While those were the ones I most loved, virtually every episode had some charming character, intriguing idea, or gorgeous aesthetic. “Tatooine Rhapsody,” from Studio Colorido, managed to combine a band story, a gangster story, a Jedi in the Dark Times plot, and one really oddball punk Hutt. “The Village Bride,” from Kinema Citrus, offered another interesting alternative Force tradition and provided an understated redemption narrative for the Jedi exile protagonist that left a lot of intriguing mystery. “T0-B1,” from Science Saru, mixed a quirky, silly tone with some rather dark narrative and a classic animation style with themes that echoed Astro Boy, Mega Man, and Pinnochio–and it offers up a droid that may just be able to feel the Force, or at least who truly understands the concepts of the Force and finds a way of life more authentic to the Jedi way than the dreams of adventure he started off with. “Lop and Ochō,” from Geno Studio, has some truly gorgeous visuals and a strong emotional heart about complicated family dynamics, although the narrative itself is way too rushed and confused, deserving much more room to breathe and grow. “Akakiri,” from Science Saru, feels largely like an even more explicit remake of The Hidden Fortress than A New Hope, with a dash of Obi-Wan’s complicated history with Satine thrown in, up until its very dark twist ending, an ending that perhaps won’t feel so entirely surprising given how George Lucas tended to treat dreams and prophecy in his films–but this, too, is a whole lot of narrative that feels a tad rushed, or maybe ended too early, right when the story gets interesting. The only one I didn’t really like was “The Twins,” from studio Trigger just like “The Elder”; this story, rather than the brooding and tense investigation with a quietly dynamic mentor-student relationship at the core of “The Elder,” was exposition-heavy, flashy and over-the-top, heavy-handed with its ideas, and somewhat absurd in the excesses of its stylized action sequences, although my wife was a fan and could probably explain its charms quite well. There’s something for everyone in this set, and each story will appeal to someone, truly.

There’s a lot more that I could say about each episode. Like I said earlier, I expect there will be a lot of essays exploring elements of every episode, after all, and I think the episodes are worth that level of intense consideration. But I’ll leave this as a broad initial reaction: this was some incredible television, all the more remarkable because I’d felt rather indifferent about it until the opening scene of that very first episode. This is good Star Wars and good animation, well worth the viewing.
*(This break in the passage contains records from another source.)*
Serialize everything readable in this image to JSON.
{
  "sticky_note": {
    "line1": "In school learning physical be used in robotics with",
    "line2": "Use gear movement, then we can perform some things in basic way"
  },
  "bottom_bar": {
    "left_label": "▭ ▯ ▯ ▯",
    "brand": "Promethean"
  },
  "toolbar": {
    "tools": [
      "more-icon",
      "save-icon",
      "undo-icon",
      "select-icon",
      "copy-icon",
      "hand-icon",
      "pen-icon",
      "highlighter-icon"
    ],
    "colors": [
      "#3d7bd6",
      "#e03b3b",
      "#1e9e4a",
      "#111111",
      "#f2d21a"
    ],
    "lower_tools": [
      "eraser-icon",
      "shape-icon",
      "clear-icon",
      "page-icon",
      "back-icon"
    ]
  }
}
And yes, now I’m really stoked for Emma Mieko Candon’s Ronin, a novel that will expand on the world of “The Duel”; I’m sure we’ll see many more works that do similar for the other stories–or, at least, I really hope so.

Jurassic Park Series Summary

This Jurassic Park / World series of posts finally meets its end. I had fun with it, and I’m also glad to be returning to the roulette of random topics for future posts. Especially since this series had some off-topic posts intermingled over the many weeks since this began, a list of all the final individual posts seems useful. So, to recap, I wrote:

  1. The initial introduction;
  2. A comparison of the first novel and the first film;
  3. What I love about the largely panned sequel;
  4. How I’ve come to accept the third movie, flaws and all;
  5. A review of Blue’s character arc;
  6. Which themes made The Battle at Big Rock so exciting to me;
  7. A reading of the Jurassic Park films as metaphors for family trauma;
  8. Gap stories I’d like to see, or a list of fan fiction projects I’ll probably never get around to; and
  9. What’s on my mind about Dominion as we draw closer to its release.